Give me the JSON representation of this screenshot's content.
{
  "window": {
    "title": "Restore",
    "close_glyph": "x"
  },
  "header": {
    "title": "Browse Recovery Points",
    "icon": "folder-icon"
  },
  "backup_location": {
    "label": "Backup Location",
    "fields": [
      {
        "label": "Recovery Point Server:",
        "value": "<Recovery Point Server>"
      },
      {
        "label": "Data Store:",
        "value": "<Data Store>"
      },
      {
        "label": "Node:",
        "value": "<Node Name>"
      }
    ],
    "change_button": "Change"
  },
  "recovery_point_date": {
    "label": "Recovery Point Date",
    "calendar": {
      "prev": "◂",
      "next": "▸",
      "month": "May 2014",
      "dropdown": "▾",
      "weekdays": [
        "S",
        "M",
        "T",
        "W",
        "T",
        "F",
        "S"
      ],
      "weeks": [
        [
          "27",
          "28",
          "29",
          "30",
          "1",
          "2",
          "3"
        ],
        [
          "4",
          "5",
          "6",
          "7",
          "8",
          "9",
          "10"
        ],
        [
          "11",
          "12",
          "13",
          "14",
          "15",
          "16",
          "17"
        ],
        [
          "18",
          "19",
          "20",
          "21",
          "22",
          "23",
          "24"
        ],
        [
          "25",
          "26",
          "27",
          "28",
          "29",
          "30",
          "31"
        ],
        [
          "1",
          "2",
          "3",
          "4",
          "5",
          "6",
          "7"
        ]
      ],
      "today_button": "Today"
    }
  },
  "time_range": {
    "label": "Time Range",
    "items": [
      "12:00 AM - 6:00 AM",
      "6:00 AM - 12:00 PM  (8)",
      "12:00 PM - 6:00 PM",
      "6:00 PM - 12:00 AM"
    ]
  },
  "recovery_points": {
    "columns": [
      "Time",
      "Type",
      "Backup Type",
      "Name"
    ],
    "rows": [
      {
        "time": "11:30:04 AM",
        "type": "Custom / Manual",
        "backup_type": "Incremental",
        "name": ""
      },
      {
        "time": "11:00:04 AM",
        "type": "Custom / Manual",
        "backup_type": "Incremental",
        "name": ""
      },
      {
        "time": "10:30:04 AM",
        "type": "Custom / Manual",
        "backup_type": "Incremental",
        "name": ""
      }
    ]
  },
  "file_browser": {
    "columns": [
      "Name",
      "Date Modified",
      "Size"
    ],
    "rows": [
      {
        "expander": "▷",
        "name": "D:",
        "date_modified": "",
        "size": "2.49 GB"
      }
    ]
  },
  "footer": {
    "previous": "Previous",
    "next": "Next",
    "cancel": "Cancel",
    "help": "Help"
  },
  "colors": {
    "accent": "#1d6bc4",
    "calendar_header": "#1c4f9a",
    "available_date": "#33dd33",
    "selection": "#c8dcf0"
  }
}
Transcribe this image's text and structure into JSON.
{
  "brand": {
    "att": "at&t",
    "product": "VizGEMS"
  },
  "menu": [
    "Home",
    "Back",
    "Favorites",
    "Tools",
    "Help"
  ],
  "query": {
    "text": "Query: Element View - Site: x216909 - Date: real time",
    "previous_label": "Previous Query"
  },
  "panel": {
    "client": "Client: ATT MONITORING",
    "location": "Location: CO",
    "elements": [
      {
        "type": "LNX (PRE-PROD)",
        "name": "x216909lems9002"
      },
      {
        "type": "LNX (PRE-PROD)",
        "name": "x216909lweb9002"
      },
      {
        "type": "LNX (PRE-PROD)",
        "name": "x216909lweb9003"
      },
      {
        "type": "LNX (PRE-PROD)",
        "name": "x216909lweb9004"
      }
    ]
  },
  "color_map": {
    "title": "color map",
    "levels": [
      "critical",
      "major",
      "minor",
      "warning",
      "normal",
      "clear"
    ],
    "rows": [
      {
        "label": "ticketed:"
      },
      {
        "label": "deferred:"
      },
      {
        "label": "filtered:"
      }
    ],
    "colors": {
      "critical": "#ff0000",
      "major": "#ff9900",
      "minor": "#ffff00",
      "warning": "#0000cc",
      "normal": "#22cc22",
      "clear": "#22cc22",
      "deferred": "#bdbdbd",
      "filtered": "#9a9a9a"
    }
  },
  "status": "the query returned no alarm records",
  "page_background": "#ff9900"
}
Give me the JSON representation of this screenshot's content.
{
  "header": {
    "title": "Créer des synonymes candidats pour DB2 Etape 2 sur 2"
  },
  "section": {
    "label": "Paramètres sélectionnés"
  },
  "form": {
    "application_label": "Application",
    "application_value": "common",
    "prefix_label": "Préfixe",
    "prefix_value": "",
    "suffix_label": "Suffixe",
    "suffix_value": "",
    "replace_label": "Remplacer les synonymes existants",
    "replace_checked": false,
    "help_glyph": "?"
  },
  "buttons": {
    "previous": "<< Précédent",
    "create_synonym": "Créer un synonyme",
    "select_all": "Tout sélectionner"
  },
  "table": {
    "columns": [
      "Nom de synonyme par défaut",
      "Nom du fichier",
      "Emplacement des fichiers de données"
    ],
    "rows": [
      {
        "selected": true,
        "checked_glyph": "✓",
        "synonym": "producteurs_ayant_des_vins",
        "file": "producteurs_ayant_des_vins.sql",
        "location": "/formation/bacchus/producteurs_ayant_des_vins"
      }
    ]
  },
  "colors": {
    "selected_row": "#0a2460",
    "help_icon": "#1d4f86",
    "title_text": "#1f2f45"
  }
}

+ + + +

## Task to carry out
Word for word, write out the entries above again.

## Task result
Give me the JSON representation of this screenshot's content.
{
  "window": {
    "title": "Restore",
    "close_glyph": "x"
  },
  "header": {
    "title": "Browse Recovery Points",
    "icon": "folder-icon"
  },
  "backup_location": {
    "label": "Backup Location",
    "fields": [
      {
        "label": "Recovery Point Server:",
        "value": "<Recovery Point Server>"
      },
      {
        "label": "Data Store:",
        "value": "<Data Store>"
      },
      {
        "label": "Node:",
        "value": "<Node Name>"
      }
    ],
    "change_button": "Change"
  },
  "recovery_point_date": {
    "label": "Recovery Point Date",
    "calendar": {
      "prev": "◂",
      "next": "▸",
      "month": "May 2014",
      "dropdown": "▾",
      "weekdays": [
        "S",
        "M",
        "T",
        "W",
        "T",
        "F",
        "S"
      ],
      "weeks": [
        [
          "27",
          "28",
          "29",
          "30",
          "1",
          "2",
          "3"
        ],
        [
          "4",
          "5",
          "6",
          "7",
          "8",
          "9",
          "10"
        ],
        [
          "11",
          "12",
          "13",
          "14",
          "15",
          "16",
          "17"
        ],
        [
          "18",
          "19",
          "20",
          "21",
          "22",
          "23",
          "24"
        ],
        [
          "25",
          "26",
          "27",
          "28",
          "29",
          "30",
          "31"
        ],
        [
          "1",
          "2",
          "3",
          "4",
          "5",
          "6",
          "7"
        ]
      ],
      "today_button": "Today"
    }
  },
  "time_range": {
    "label": "Time Range",
    "items": [
      "12:00 AM - 6:00 AM",
      "6:00 AM - 12:00 PM  (8)",
      "12:00 PM - 6:00 PM",
      "6:00 PM - 12:00 AM"
    ]
  },
  "recovery_points": {
    "columns": [
      "Time",
      "Type",
      "Backup Type",
      "Name"
    ],
    "rows": [
      {
        "time": "11:30:04 AM",
        "type": "Custom / Manual",
        "backup_type": "Incremental",
        "name": ""
      },
      {
        "time": "11:00:04 AM",
        "type": "Custom / Manual",
        "backup_type": "Incremental",
        "name": ""
      },
      {
        "time": "10:30:04 AM",
        "type": "Custom / Manual",
        "backup_type": "Incremental",
        "name": ""
      }
    ]
  },
  "file_browser": {
    "columns": [
      "Name",
      "Date Modified",
      "Size"
    ],
    "rows": [
      {
        "expander": "▷",
        "name": "D:",
        "date_modified": "",
        "size": "2.49 GB"
      }
    ]
  },
  "footer": {
    "previous": "Previous",
    "next": "Next",
    "cancel": "Cancel",
    "help": "Help"
  },
  "colors": {
    "accent": "#1d6bc4",
    "calendar_header": "#1c4f9a",
    "available_date": "#33dd33",
    "selection": "#c8dcf0"
  }
}
Transcribe this image's text and structure into JSON.
{
  "brand": {
    "att": "at&t",
    "product": "VizGEMS"
  },
  "menu": [
    "Home",
    "Back",
    "Favorites",
    "Tools",
    "Help"
  ],
  "query": {
    "text": "Query: Element View - Site: x216909 - Date: real time",
    "previous_label": "Previous Query"
  },
  "panel": {
    "client": "Client: ATT MONITORING",
    "location": "Location: CO",
    "elements": [
      {
        "type": "LNX (PRE-PROD)",
        "name": "x216909lems9002"
      },
      {
        "type": "LNX (PRE-PROD)",
        "name": "x216909lweb9002"
      },
      {
        "type": "LNX (PRE-PROD)",
        "name": "x216909lweb9003"
      },
      {
        "type": "LNX (PRE-PROD)",
        "name": "x216909lweb9004"
      }
    ]
  },
  "color_map": {
    "title": "color map",
    "levels": [
      "critical",
      "major",
      "minor",
      "warning",
      "normal",
      "clear"
    ],
    "rows": [
      {
        "label": "ticketed:"
      },
      {
        "label": "deferred:"
      },
      {
        "label": "filtered:"
      }
    ],
    "colors": {
      "critical": "#ff0000",
      "major": "#ff9900",
      "minor": "#ffff00",
      "warning": "#0000cc",
      "normal": "#22cc22",
      "clear": "#22cc22",
      "deferred": "#bdbdbd",
      "filtered": "#9a9a9a"
    }
  },
  "status": "the query returned no alarm records",
  "page_background": "#ff9900"
}
Give me the JSON representation of this screenshot's content.
{
  "header": {
    "title": "Créer des synonymes candidats pour DB2 Etape 2 sur 2"
  },
  "section": {
    "label": "Paramètres sélectionnés"
  },
  "form": {
    "application_label": "Application",
    "application_value": "common",
    "prefix_label": "Préfixe",
    "prefix_value": "",
    "suffix_label": "Suffixe",
    "suffix_value": "",
    "replace_label": "Remplacer les synonymes existants",
    "replace_checked": false,
    "help_glyph": "?"
  },
  "buttons": {
    "previous": "<< Précédent",
    "create_synonym": "Créer un synonyme",
    "select_all": "Tout sélectionner"
  },
  "table": {
    "columns": [
      "Nom de synonyme par défaut",
      "Nom du fichier",
      "Emplacement des fichiers de données"
    ],
    "rows": [
      {
        "selected": true,
        "checked_glyph": "✓",
        "synonym": "producteurs_ayant_des_vins",
        "file": "producteurs_ayant_des_vins.sql",
        "location": "/formation/bacchus/producteurs_ayant_des_vins"
      }
    ]
  },
  "colors": {
    "selected_row": "#0a2460",
    "help_icon": "#1d4f86",
    "title_text": "#1f2f45"
  }
}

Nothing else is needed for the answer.